After years of development and months of teasers, Nielsen formally launched its streaming measurement service, branded Nielsen Digital Audio Ratings. Part of Nielsen’s broad Total Audience enterprise, which aspires to deliver comprehensive audience measurement across over-the-air and Internet television and radio, the new service offers analytics to Nielsen-subscribing radio stations that sell advertising across the digital divide.
Long Time Coming
There is a lot of “finally” and “at last” in the early media coverage of NDAR (our abbreviation, not used by Nielsen in its announcement). That’s because the technology has been baking for a couple of years, and has been rolled out incrementally for testing. As early as September, 2014, Nielsen SVP Jeff Wender told the RAIN Summit Indy audience that the product was ready to go, and to await announcements.
Those announcements began peppering the news as Nielsen integrated its measuring technology into different streaming platforms and players. WideOrbit, jacAPPS mobile apps, and TuneGenie streaming players were among the recipients of Nielsen certification. The integration process was anchored by embedding a Software Development Kit (SDK) into the selected players — SDK are bundles of code which perform new functions and usually can be customized. For example, Apple and Google give SDKs to app developers, who create mobile experiences on the Android and iOS platforms respectively.
The multiple announcements of Nielsen digital measurement turned “SDK” into an audio-industry buzzword — really a euphemism for “Nielsen’s digital measurement product that everyone is curious about.”
With this week’s formal launch, some of the curiosity is satisfied with facts:
- Nielsen Digital Audio Ratings works across all web players, mobile players, and devices.
- NDAR is currently measuring 2,500 webcast streams, and is active in all Portable People Meter (PPM) markets.
- The service is currently for terrestrial radio stations only. It handles linear simulcasts, simulcasts with custom ad injection, and pureplay listening apps and services created by radio stations.
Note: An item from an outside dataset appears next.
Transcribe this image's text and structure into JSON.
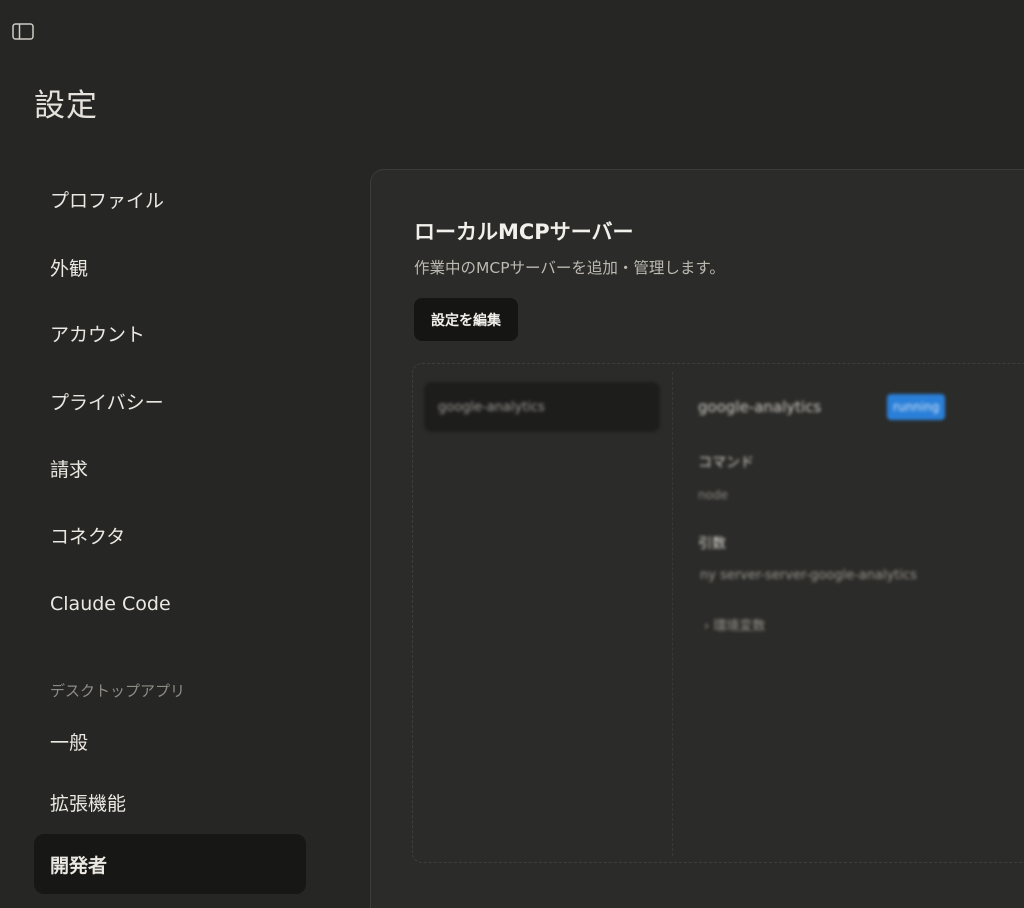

- On-demand audio is in the works, Nielsen says, but it is unclear whether that includes independent podcast networks or only podcasts under a traditional radio umbrella. (RAIN News has reached out to Nielsen for clarification on this and other points.)
The new service is not without competition. In October, Triton Digital, the incumbent analytics firm for webcast audience measurement, signed iHeartMedia, the country’s largest radio group, to its Webcast Metrics Local system.
By the Minute
Nielsen is introducing a new metric. Along with the venerable AQH (Average per Quarter Hour), Nielsen Digital Audio Ratings will measure AMA (Average Minute Audience).
Going granular is possible due to the inherent precision of digital measurement. Tracking streams uses census reporting (counting individual streams at the server level) rather than survey reporting, which requires PPM or diary polling of in-market individuals and extrapolating ratings from those samples.
Speaking of diaries, Nielsen mentions that in the future the service will expand beyond PPM populations to diary markets. Is this segregation of markets artificial? Not really, when you remember that this venture is about total audience, so Nielsen is starting with radio in cities where measurement over-the-air measurement is already strongest, the better to create a total audience picture.
Two Months Free
The business plan is to provide February and March ratings at no charge to the stations already hooked up during the testing period. Starting with April numbers (released an mid-May, stations will need to subscribe. Licensed stations will be able to see not only their own metrics, but those of other subscribers, for a competitive view.